I’d heard my hands were too fat for a six string. That’s a crock, The Jazzman said, that Israel dude was a thousand pounds and played a ukulele. At the music shop, the Jazzman played the hell out of a Jazzmaster bass guitar. The Jazzman was a Black man. He wore a black cowboy hat with a feather, a dark red-and-black-striped button-up shirt, black jeans and cowboy boots, with a gold watch, and a couple rings. I’d rode my shitty bike and the bus ten miles. Try this, the Jazzman said and handed me a bass guitar, follow me. We started working out “Money” by Pink Floyd. In the band, the Jazzman said, the bass is the heartbeat.


                  The guitar I owned, the one I learned to play on, was a gift from my great aunt. Someone had donated two Esteban acoustic guitars to a thrift store and she bought them both. I learned how to play from the VHS tape that came with the guitar. In the beginning, I wasn’t good at picking the strings with my fingers so I learned to play Esteban’s style with a pick. I took such care when I touched anything in the music shop, they’d let me play whatever I wanted as long as I bought some picks and strings, or a magazine. Every now and then I’d see the Jazzman playing guitars. He wasn’t always there. But he encouraged me once by telling me I had natural rhythm. When the Jazzman put a bass guitar in my hands, he transformed my habit for playing scales on the E and A strings into the reason I play bass.

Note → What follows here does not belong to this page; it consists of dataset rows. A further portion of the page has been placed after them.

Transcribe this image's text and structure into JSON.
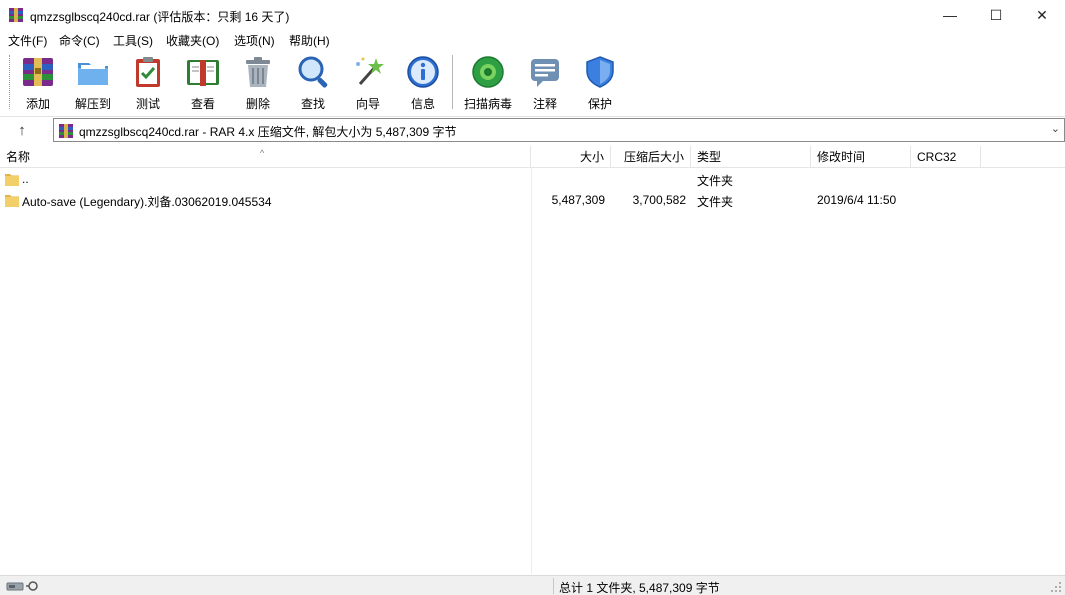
{
  "window": {
    "title": "qmzzsglbscq240cd.rar (评估版本：只剩 16 天了)",
    "minimize_glyph": "—",
    "maximize_glyph": "☐",
    "close_glyph": "✕"
  },
  "menu": [
    {
      "label": "文件(F)"
    },
    {
      "label": "命令(C)"
    },
    {
      "label": "工具(S)"
    },
    {
      "label": "收藏夹(O)"
    },
    {
      "label": "选项(N)"
    },
    {
      "label": "帮助(H)"
    }
  ],
  "toolbar": [
    {
      "label": "添加",
      "icon": "add-archive-icon"
    },
    {
      "label": "解压到",
      "icon": "extract-folder-icon"
    },
    {
      "label": "测试",
      "icon": "test-clipboard-icon"
    },
    {
      "label": "查看",
      "icon": "view-book-icon"
    },
    {
      "label": "删除",
      "icon": "trash-icon"
    },
    {
      "label": "查找",
      "icon": "magnifier-icon"
    },
    {
      "label": "向导",
      "icon": "wizard-wand-icon"
    },
    {
      "label": "信息",
      "icon": "info-icon"
    },
    {
      "label": "扫描病毒",
      "icon": "virus-scan-icon"
    },
    {
      "label": "注释",
      "icon": "comment-icon"
    },
    {
      "label": "保护",
      "icon": "shield-icon"
    }
  ],
  "address": {
    "up_glyph": "↑",
    "text": "qmzzsglbscq240cd.rar - RAR 4.x 压缩文件, 解包大小为 5,487,309 字节",
    "dropdown_glyph": "⌄"
  },
  "columns": {
    "name": "名称",
    "size": "大小",
    "packed": "压缩后大小",
    "type": "类型",
    "modified": "修改时间",
    "crc": "CRC32",
    "sort_glyph": "^"
  },
  "files": [
    {
      "name": "..",
      "size": "",
      "packed": "",
      "type": "文件夹",
      "modified": "",
      "crc": ""
    },
    {
      "name": "Auto-save (Legendary).刘备.03062019.045534",
      "size": "5,487,309",
      "packed": "3,700,582",
      "type": "文件夹",
      "modified": "2019/6/4 11:50",
      "crc": ""
    }
  ],
  "status": {
    "text": "总计 1 文件夹, 5,487,309 字节"
  },
  "colors": {
    "folder": "#f3cf6a",
    "folder_dark": "#e2b548",
    "shield": "#3b7fe0",
    "scan_green": "#2ea043"
  }
}
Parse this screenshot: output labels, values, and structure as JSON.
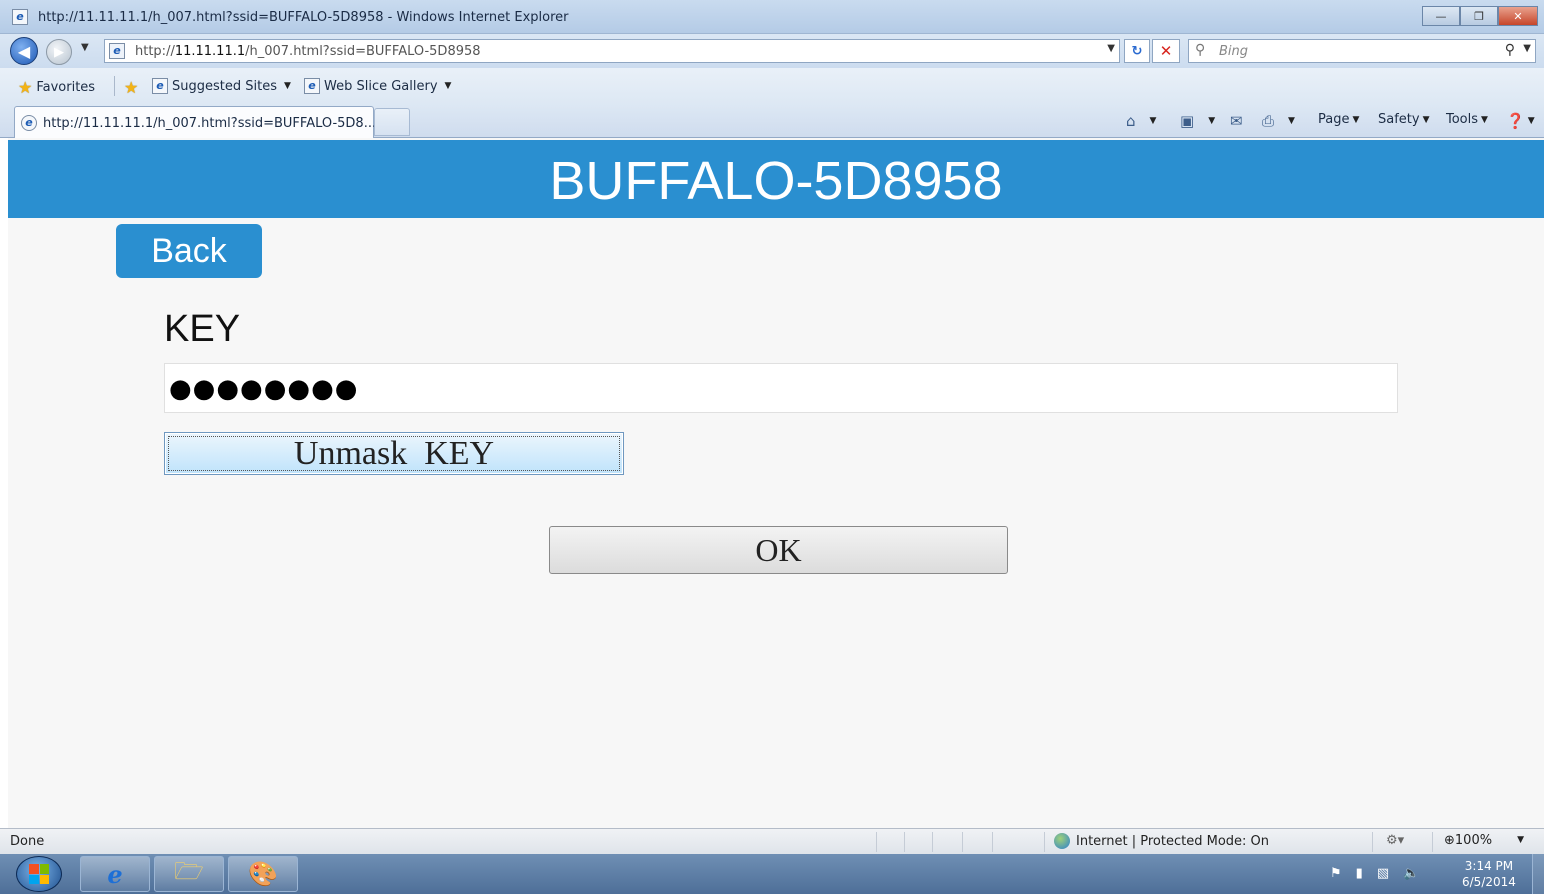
{
  "browser": {
    "window_title": "http://11.11.11.1/h_007.html?ssid=BUFFALO-5D8958 - Windows Internet Explorer",
    "address_prefix": "http://",
    "address_host": "11.11.11.1",
    "address_rest": "/h_007.html?ssid=BUFFALO-5D8958",
    "search_placeholder": "Bing",
    "favorites_label": "Favorites",
    "favorites_items": [
      "Suggested Sites",
      "Web Slice Gallery"
    ],
    "tab_title": "http://11.11.11.1/h_007.html?ssid=BUFFALO-5D8...",
    "command_items": [
      "Page",
      "Safety",
      "Tools"
    ]
  },
  "page": {
    "header_title": "BUFFALO-5D8958",
    "back_label": "Back",
    "key_label": "KEY",
    "key_value_masked": "●●●●●●●●",
    "unmask_label": "Unmask  KEY",
    "ok_label": "OK",
    "accent_color": "#2a8fd0"
  },
  "status": {
    "left_text": "Done",
    "zone_text": "Internet | Protected Mode: On",
    "zoom": "100%"
  },
  "taskbar": {
    "clock_time": "3:14 PM",
    "clock_date": "6/5/2014"
  }
}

            I begged every adult in my family, rather than get me a bunch of small gifts, could they come together for one big gift? My great aunt supported the idea and she talked with my whole family. They pooled together the cash and bought an Ibanez Bass Guitar starter pack for me for Christmas. It had a bass amp, a tuner, cord, strap, booklet, and strings.

There we were, at my aunt’s daughter’s house, the whole family, opening up presents in order from youngest to eldest. I waited patiently like the best boy, the helpful prefect, and the whole time there was this big box with my name on it. Finally, it was the older kids’ turn to open presents. All the adults had chipped in on this big present and were invested in this moment, my moment. I tore through the wrapping paper and revealed a weed eater box. I looked in the box and there was a note and a ten-pound rock. My great aunt was so pleased with her ruse. Then she ran out the house to her van. Everyone was watching her through the windows and she was running all around her van trying each door handle.

My great aunt had lost her keys and my present was in the locked van.

“Do you want to know what it is?” she asked.

I made my hands like binoculars and pressed my face on the cold van window. My family had come through for me. I knew what the present was but I had no idea what the guitar looked like.

“I can tell you all about it.”


The next afternoon, my aunt’s daughter took her across town and they got my aunt’s spare key. I finally got to see the guitar: cherry red, glossy, electric bass guitar. First thing I did was put my own flare on it—something I learned from the Jazzman—I had a holographic Rose sticker the size of my hand and I put the sticker on the guitar and smoothed it out with the wax paper